Blog by Dr. Scott Imlay, Chief Technical Officer at Tecplot, Inc.
“There’ll always be serendipity involved in discovery.”
— Jeff Bezos
In previous blogs, I’ve discussed the SZL (Subzone Load-on-Demand) technology we are using to visualize a trillion cells. In this blog, I’d like to discuss a serendipitous side effect of the SZL technology. It is fairly easy to compress finite-element node maps. It is not entirely serendipitous—we worked hard to implement the compression—but it is so much easier to do when working with the SZL technology.
To understand the compression, let’s first review the uncompressed node-map. In finite-element data, the elements (synonymous with cells) are defined by a list of node-numbers for the nodes at the corners of the elements. So, for example, four node numbers are needed to define a tetrahedral element.
General Finite-element Grid
In a general finite-element grid, no spatial organization of the node-numbers is required. The values of N1 through N4 may be all over the map, from 1 to the number of nodes in the actual grid. In Tecplot 360 plt files, the node-map is the list of 32-bit integers specifying the corner node numbers for each element in the grid:
If there are a million elements, this is four million 32-bit (four byte) numbers, or roughly 4MB of data.
Spatially Cohesive Subzones
With SZL files, the cells are grouped in spatially cohesive cell subzones of 256 cells or less, and the nodes are grouped in spatially cohesive node subzones of 256 nodes or less. The node numbers are now given in terms of a node subzone number, S_n, and a node number (in the range 1 to 256), of the desired node in the node subzone. Now, instead of four 32-bit integers for each cell we store four 24-bit node-subzone numbers, S, and four 8-bit node-subzone node numbers, n. We store these as two consecutive lists:
Node Subzones Referenced by Cell Subzones
So far we’ve just broken the 32-bit node numbers into a 24-bit node-subzone number and an 8-bit node-subzone node number. We haven’t compressed anything, we’ve just reorganized it. The compression comes with the realization that the number of node-subzones needed for each cell subzone is far less than the 16.8 million possibilities given in a 24-bit number. In fact, most cell subzones reference far fewer than 256 node subzones. For example, consider the NASA Trapezoidal Wing we’ve worked with in previous blogs. The following figure is a histogram of the number of node subzone referenced by the cell subzones.
For this grid, 69% of the cell subzones reference 16 or fewer node subzones and the remaining 31% reference more than 16 but fewer than 257 node subzones. For this grid we don’t need a 24-bit integer to specify the node-subzone number – an 8-bit integer should do.
Saving Memory and Disk Space
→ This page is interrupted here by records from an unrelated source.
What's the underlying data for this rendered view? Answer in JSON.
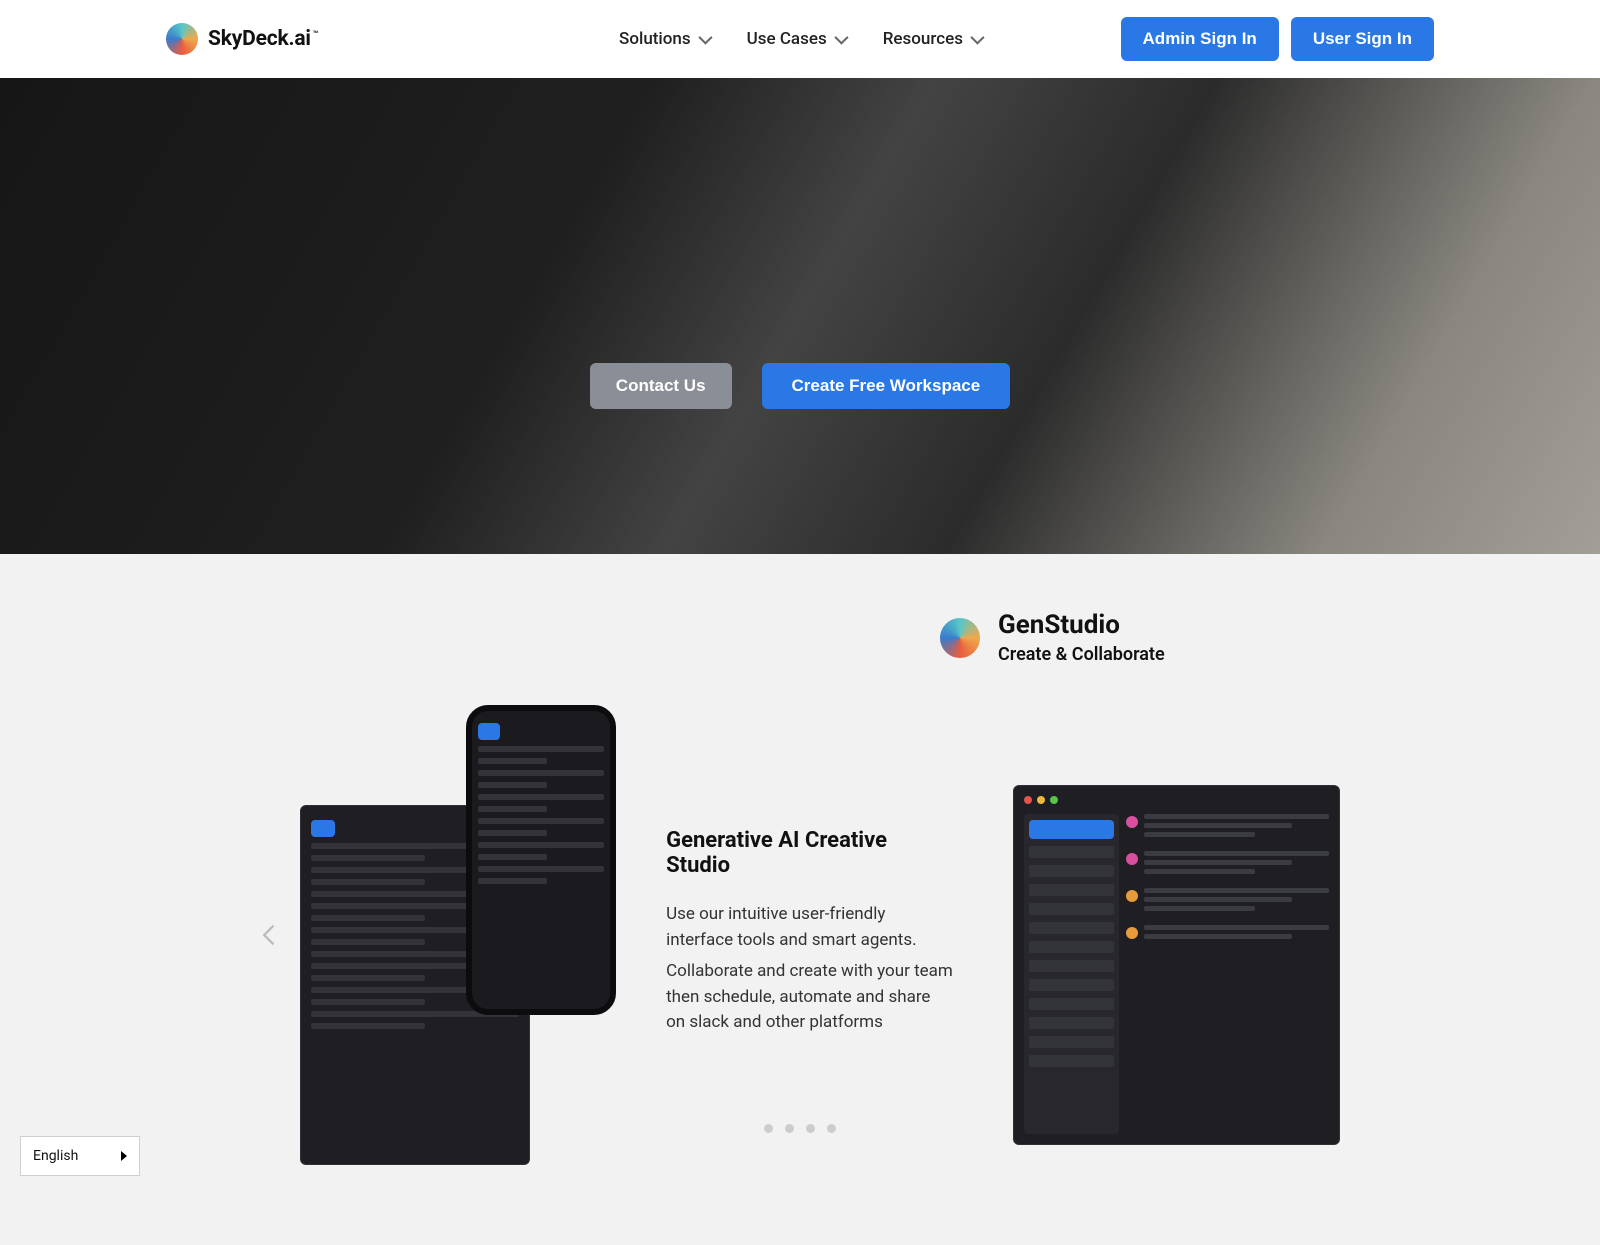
{
  "logo_text": "SkyDeck.ai",
  "logo_tm": "™",
  "nav": {
    "items": [
      "Solutions",
      "Use Cases",
      "Resources"
    ],
    "admin_signin": "Admin Sign In",
    "user_signin": "User Sign In"
  },
  "hero": {
    "contact_btn": "Contact Us",
    "create_btn": "Create Free Workspace"
  },
  "feature": {
    "title": "GenStudio",
    "subtitle": "Create & Collaborate",
    "slide_heading": "Generative AI Creative Studio",
    "slide_para1": "Use our intuitive user-friendly interface tools and smart agents.",
    "slide_para2": "Collaborate and create with your team then schedule, automate and share on slack and other platforms"
  },
  "lang": {
    "label": "English"
  }
}
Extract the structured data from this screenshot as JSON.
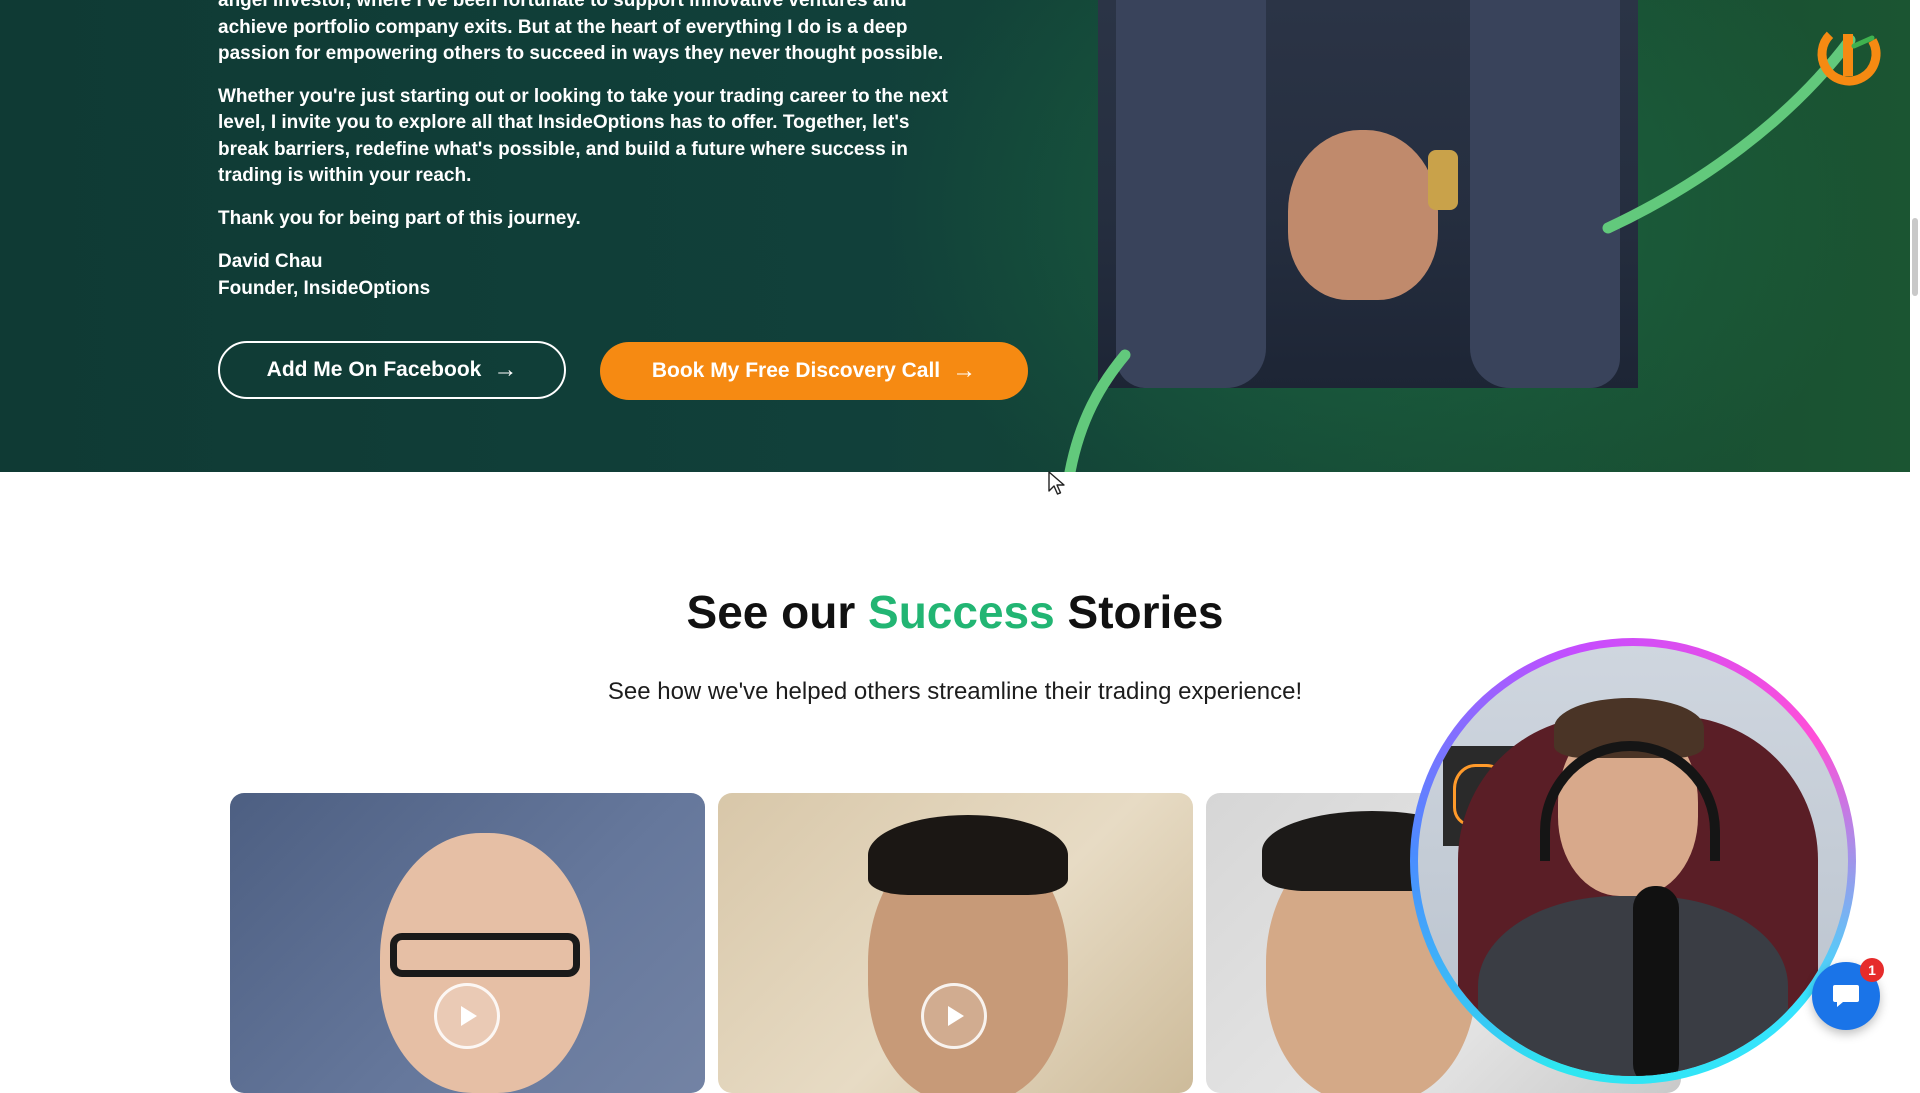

To take advantage of this fact, we modify our previous node-map to include a list of the needed node-subzones, S, at the top and replace the old cell-by-cell references node-subzone numbers with reduced precision offsets, O, into the new list of referenced node subzones. For Trapezoidal wing case, for 69% of the cell subzones the offsets can be 4-bit integers and for the remaining 31% of the cell subzones the offsets can be 8-bit integers. Compared to the 24-bit integers we had originally, this saves a huge amount of memory and disk space. The resulting node-map for a subzone looks like this:
S1, S2, S3, S4, S5, …
The list of node-subzone numbers requires additional space, but there is only a few of them. The additional space for this list is more than offset by the reduction in precision of the 1024 offsets.
Node-map compression is a WIN, WIN, WIN!
So how well does it work? It turns out to work quite well. For the Trapezoidal wing case mentioned above, the node-map is compressed by 57% and, because the node-map is such a large portion of the data file, this results in a 37% compression overall. Finally, the time to generate a slice with SZL data is actually 13% faster with compression. As impressive as these results are, for many files the compression works even better with overall compression of up to 55%. Node-map compression is a WIN, WIN, WIN!
Further Reading on the Compression Algorithm
Blogs in the Trillion Cell Grand Challenge Series
Blog #1 The Trillion Cell Grand Challenge
Blog #2 Why One Trillion Cells?
Blog #3 What Obstacles Stand Between Us and One Trillion Cells?
Blog #4 Intelligently Defeating the I/O Bottleneck
Blog #5 Scaling to 300 Billion Cells – Results To Date
Blog #6 SZL Data Analysis—Making It Scale Sub-linearly